After reading the listing below, copy it out exactly.
^^^^^^^^
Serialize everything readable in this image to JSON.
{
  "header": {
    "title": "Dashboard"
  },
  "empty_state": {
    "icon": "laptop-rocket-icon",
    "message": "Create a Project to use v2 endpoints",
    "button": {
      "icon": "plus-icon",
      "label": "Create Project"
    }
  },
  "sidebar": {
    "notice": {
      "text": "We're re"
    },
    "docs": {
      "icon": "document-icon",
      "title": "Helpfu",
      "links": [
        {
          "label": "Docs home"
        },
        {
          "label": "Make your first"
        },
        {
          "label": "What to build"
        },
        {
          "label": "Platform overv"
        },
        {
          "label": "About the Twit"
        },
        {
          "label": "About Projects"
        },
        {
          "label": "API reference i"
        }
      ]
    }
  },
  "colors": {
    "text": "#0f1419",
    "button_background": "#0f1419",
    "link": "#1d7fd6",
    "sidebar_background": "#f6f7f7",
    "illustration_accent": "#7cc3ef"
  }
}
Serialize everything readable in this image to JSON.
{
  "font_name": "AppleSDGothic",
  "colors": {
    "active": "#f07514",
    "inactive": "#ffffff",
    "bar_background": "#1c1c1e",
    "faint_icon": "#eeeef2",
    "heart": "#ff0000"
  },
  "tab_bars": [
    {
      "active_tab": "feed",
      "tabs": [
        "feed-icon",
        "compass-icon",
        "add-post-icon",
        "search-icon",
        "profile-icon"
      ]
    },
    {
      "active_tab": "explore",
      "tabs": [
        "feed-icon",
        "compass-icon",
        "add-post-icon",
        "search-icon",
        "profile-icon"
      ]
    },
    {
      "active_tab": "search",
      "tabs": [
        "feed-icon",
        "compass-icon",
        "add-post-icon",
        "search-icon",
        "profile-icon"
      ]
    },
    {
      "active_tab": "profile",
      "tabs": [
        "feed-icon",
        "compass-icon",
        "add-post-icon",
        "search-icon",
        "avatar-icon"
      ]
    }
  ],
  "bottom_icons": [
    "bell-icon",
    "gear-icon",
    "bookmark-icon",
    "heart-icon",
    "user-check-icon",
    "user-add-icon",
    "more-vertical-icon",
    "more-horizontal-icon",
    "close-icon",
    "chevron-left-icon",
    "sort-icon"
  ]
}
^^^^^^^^
◆ Solved problem:
Serialize everything readable in this image to JSON.
{
  "header": {
    "title": "Dashboard"
  },
  "empty_state": {
    "icon": "laptop-rocket-icon",
    "message": "Create a Project to use v2 endpoints",
    "button": {
      "icon": "plus-icon",
      "label": "Create Project"
    }
  },
  "sidebar": {
    "notice": {
      "text": "We're re"
    },
    "docs": {
      "icon": "document-icon",
      "title": "Helpfu",
      "links": [
        {
          "label": "Docs home"
        },
        {
          "label": "Make your first"
        },
        {
          "label": "What to build"
        },
        {
          "label": "Platform overv"
        },
        {
          "label": "About the Twit"
        },
        {
          "label": "About Projects"
        },
        {
          "label": "API reference i"
        }
      ]
    }
  },
  "colors": {
    "text": "#0f1419",
    "button_background": "#0f1419",
    "link": "#1d7fd6",
    "sidebar_background": "#f6f7f7",
    "illustration_accent": "#7cc3ef"
  }
}
Serialize everything readable in this image to JSON.
{
  "font_name": "AppleSDGothic",
  "colors": {
    "active": "#f07514",
    "inactive": "#ffffff",
    "bar_background": "#1c1c1e",
    "faint_icon": "#eeeef2",
    "heart": "#ff0000"
  },
  "tab_bars": [
    {
      "active_tab": "feed",
      "tabs": [
        "feed-icon",
        "compass-icon",
        "add-post-icon",
        "search-icon",
        "profile-icon"
      ]
    },
    {
      "active_tab": "explore",
      "tabs": [
        "feed-icon",
        "compass-icon",
        "add-post-icon",
        "search-icon",
        "profile-icon"
      ]
    },
    {
      "active_tab": "search",
      "tabs": [
        "feed-icon",
        "compass-icon",
        "add-post-icon",
        "search-icon",
        "profile-icon"
      ]
    },
    {
      "active_tab": "profile",
      "tabs": [
        "feed-icon",
        "compass-icon",
        "add-post-icon",
        "search-icon",
        "avatar-icon"
      ]
    }
  ],
  "bottom_icons": [
    "bell-icon",
    "gear-icon",
    "bookmark-icon",
    "heart-icon",
    "user-check-icon",
    "user-add-icon",
    "more-vertical-icon",
    "more-horizontal-icon",
    "close-icon",
    "chevron-left-icon",
    "sort-icon"
  ]
}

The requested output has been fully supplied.